O nomen Jesu, nomen dulce, nomen Jesu, nomen
delectabile, nomen Jesu, nomen confortans! Quid est enim Jesus nisi
Salvator? Ergo Jesu, propter nomen sanctum tuum, esto mihi Jesus et
O Name of Jesus, sweet name, lovable name, comforting
name! For what is the name Jesus, other than Saviour? Therefore,
Jesus, according to your holy name, be Jesus for me, and save
I CAME across this when, as a teenager, I was learning to pray.
In the search for a short prayer that I could use with a rosary, I
found it among the motets on a CD of early modern church music. I
learnt the translation given there, and have returned to these
words again and again over the years.
This motet was set to music by Peter Philips (1560/61-1628), who
is often considered to be among the greatest composers of the
Counter Reformation. He was an Englishman in exile.
While I cannot find the origin of this text, Philips's words
often came from the antiphons and responsories of the Roman
Breviary. "O nomen Jesu" was composed for the feast of the

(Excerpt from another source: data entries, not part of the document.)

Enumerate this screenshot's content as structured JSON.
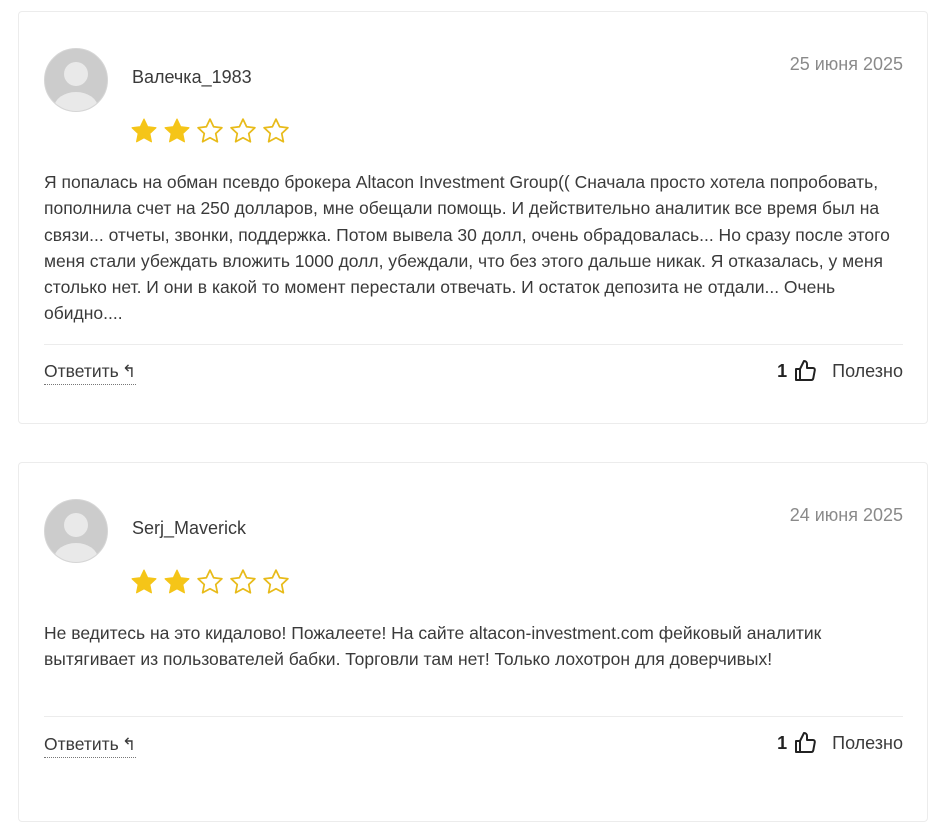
{
  "colors": {
    "star_filled": "#F5C518",
    "star_outline": "#E8BB1A",
    "avatar_bg": "#CCCCCC"
  },
  "reviews": [
    {
      "author": "Валечка_1983",
      "date": "25 июня 2025",
      "rating": 2,
      "max_rating": 5,
      "text": "Я попалась на обман псевдо брокера Altacon Investment Group(( Сначала просто хотела попробовать, пополнила счет на 250 долларов, мне обещали помощь. И действительно аналитик все время был на связи... отчеты, звонки, поддержка. Потом вывела 30 долл, очень обрадовалась... Но сразу после этого меня стали убеждать вложить 1000 долл, убеждали, что без этого дальше никак. Я отказалась, у меня столько нет. И они в какой то момент перестали отвечать. И остаток депозита не отдали... Очень обидно....",
      "reply_label": "Ответить",
      "reply_icon": "↰",
      "helpful_count": "1",
      "helpful_label": "Полезно"
    },
    {
      "author": "Serj_Maverick",
      "date": "24 июня 2025",
      "rating": 2,
      "max_rating": 5,
      "text": "Не ведитесь на это кидалово! Пожалеете! На сайте altacon-investment.com фейковый аналитик вытягивает из пользователей бабки. Торговли там нет! Только лохотрон для доверчивых!",
      "reply_label": "Ответить",
      "reply_icon": "↰",
      "helpful_count": "1",
      "helpful_label": "Полезно"
    }
  ]
}
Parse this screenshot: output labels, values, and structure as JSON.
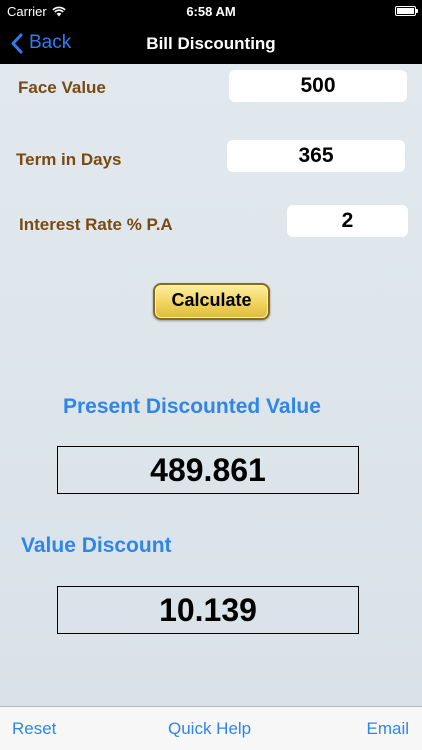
{
  "status_bar": {
    "carrier": "Carrier",
    "time": "6:58 AM"
  },
  "nav": {
    "back_label": "Back",
    "title": "Bill Discounting"
  },
  "form": {
    "face_value": {
      "label": "Face Value",
      "value": "500"
    },
    "term_days": {
      "label": "Term in Days",
      "value": "365"
    },
    "interest_rate": {
      "label": "Interest Rate % P.A",
      "value": "2"
    },
    "calculate_label": "Calculate"
  },
  "results": {
    "present_value": {
      "label": "Present Discounted Value",
      "value": "489.861"
    },
    "value_discount": {
      "label": "Value Discount",
      "value": "10.139"
    }
  },
  "tab_bar": {
    "reset_label": "Reset",
    "help_label": "Quick Help",
    "email_label": "Email"
  },
  "colors": {
    "accent": "#2f86e8",
    "label_brown": "#7a4a14",
    "button_gold": "#f1d45e"
  }
}
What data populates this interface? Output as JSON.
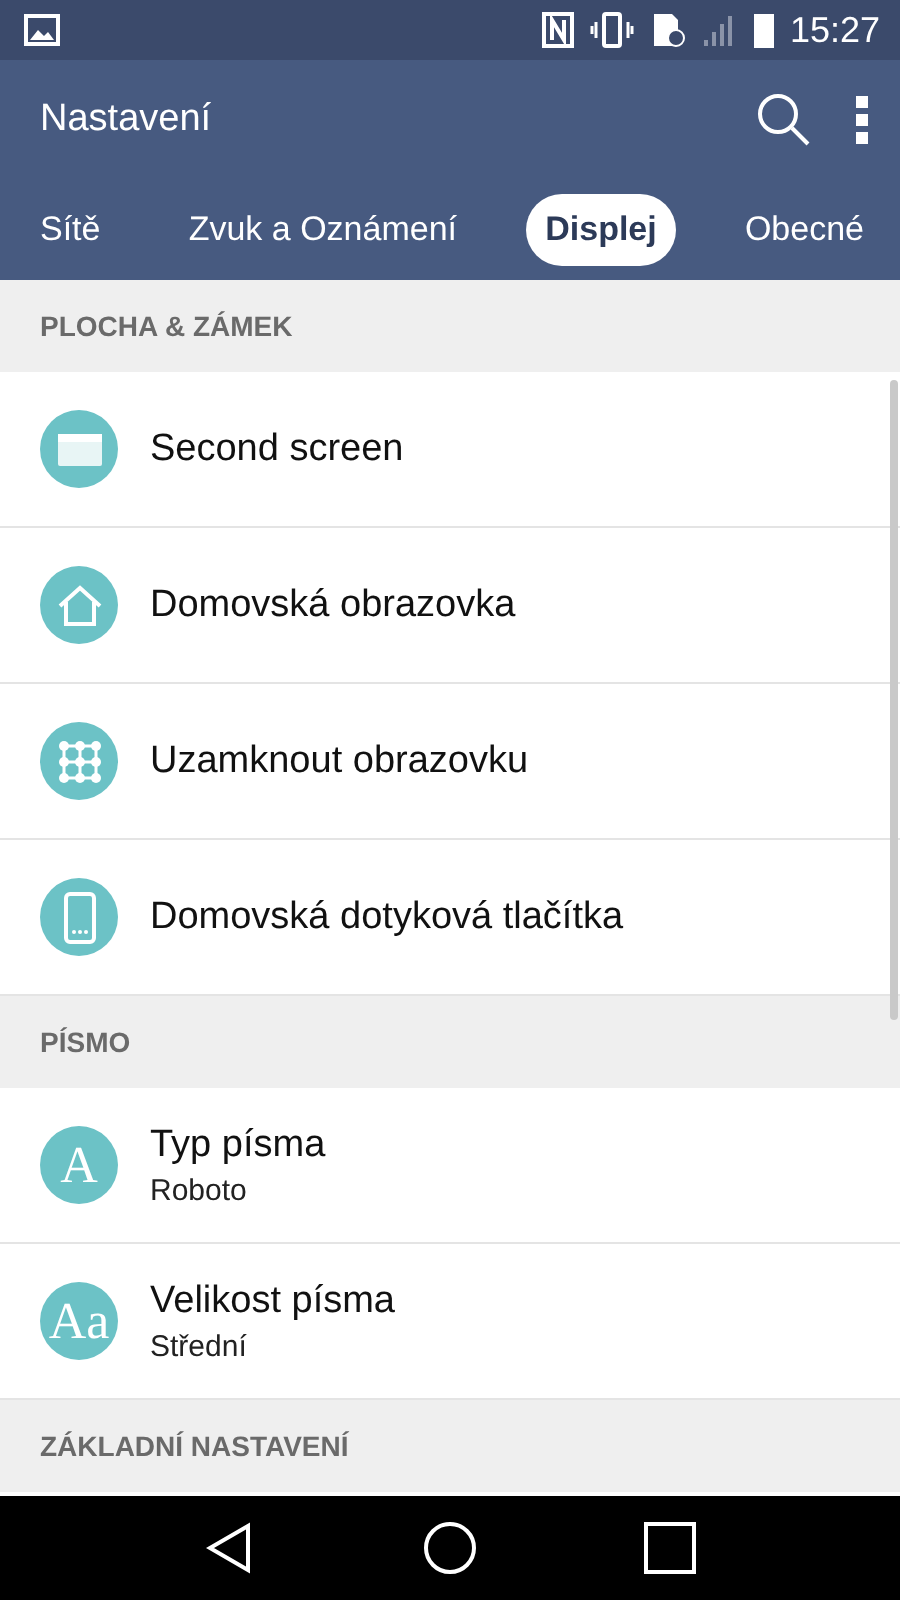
{
  "status_bar": {
    "time": "15:27"
  },
  "app_bar": {
    "title": "Nastavení"
  },
  "tabs": [
    {
      "label": "Sítě",
      "selected": false
    },
    {
      "label": "Zvuk a Oznámení",
      "selected": false
    },
    {
      "label": "Displej",
      "selected": true
    },
    {
      "label": "Obecné",
      "selected": false
    }
  ],
  "sections": [
    {
      "title": "PLOCHA & ZÁMEK",
      "items": [
        {
          "kind": "screen",
          "title": "Second screen"
        },
        {
          "kind": "home",
          "title": "Domovská obrazovka"
        },
        {
          "kind": "pattern",
          "title": "Uzamknout obrazovku"
        },
        {
          "kind": "phone",
          "title": "Domovská dotyková tlačítka"
        }
      ]
    },
    {
      "title": "PÍSMO",
      "items": [
        {
          "kind": "glyph",
          "glyph": "A",
          "title": "Typ písma",
          "subtitle": "Roboto"
        },
        {
          "kind": "glyph",
          "glyph": "Aa",
          "title": "Velikost písma",
          "subtitle": "Střední"
        }
      ]
    },
    {
      "title": "ZÁKLADNÍ NASTAVENÍ"
    }
  ]
}
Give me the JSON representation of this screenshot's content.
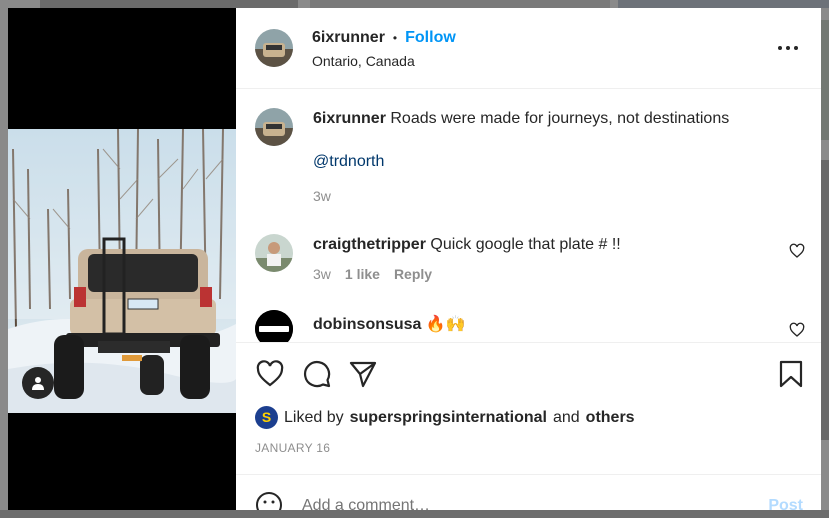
{
  "post": {
    "author": "6ixrunner",
    "follow_label": "Follow",
    "separator": "•",
    "location": "Ontario, Canada"
  },
  "caption": {
    "author": "6ixrunner",
    "text": "Roads were made for journeys, not destinations",
    "mention": "@trdnorth",
    "time": "3w"
  },
  "comments": [
    {
      "author": "craigthetripper",
      "text": "Quick google that plate # !!",
      "time": "3w",
      "likes": "1 like",
      "reply": "Reply"
    },
    {
      "author": "dobinsonsusa",
      "text": "🔥🙌"
    }
  ],
  "likes": {
    "prefix": "Liked by",
    "user": "superspringsinternational",
    "conj": "and",
    "others": "others"
  },
  "date": "JANUARY 16",
  "add_comment": {
    "placeholder": "Add a comment…",
    "post_label": "Post"
  },
  "colors": {
    "accent": "#0095f6",
    "post_disabled": "#b3dbff",
    "mention": "#00376b"
  },
  "icons": [
    "more-icon",
    "heart-icon",
    "comment-icon",
    "share-icon",
    "bookmark-icon",
    "emoji-icon",
    "user-tag-icon"
  ]
}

Circumcision, the naming of Jesus, kept in the modern lectionary on
Oddly enough (or perhaps not, given the English Church's habit
of choosing to be different, apparently for the sake of it), the
Sarum Breviary kept a separate feast of the Most Sweet Name of
Jesus on 7 August. I think the feast is worth resuscitating: there
is something to be said for keeping a separate celebration of the
name of Jesus, to reflect on his name outside the narrative of
God tells Moses that his name is
ה ו ה י, a name that became so holy that it could not be spoken.
Just as Moses could not look on God's face and live, so the people
of God could not speak the name of God and be allowed to live.
This name, so holy, so unpronounceable, has its roots in the
verb "to be" - or, perhaps I should say, the verb "to be" has its
roots in the name of God: existence itself stemming from the First
Cause, the great unknowable I AM.
So, when God enters creation, face to face with his people, the
name he takes is of enormous significance. God closes the gap
between us, allowing us to address him by name, to speak his
nature. Just as existence flows from God, so does our return to
him: our healing, deliverance, salvation. In the name of Jesus, God
turns his face to us, unveils our hearts, and walks, once more,
When we pray this prayer - especially as a piece of devotion to
be said again and again - we rest in the grace of God, most holy,
most sacred. When we speak these words, we taste the nature of God,
as his name flows over our tongue and teeth. We pray in the very
centre of our salvation, touching the heart of the Word of God.
God did not send his son into the world to condemn it, but that
the world, through him, might be saved.
The Revd Lindsay Llewellyn-MacDuff is a Prison Service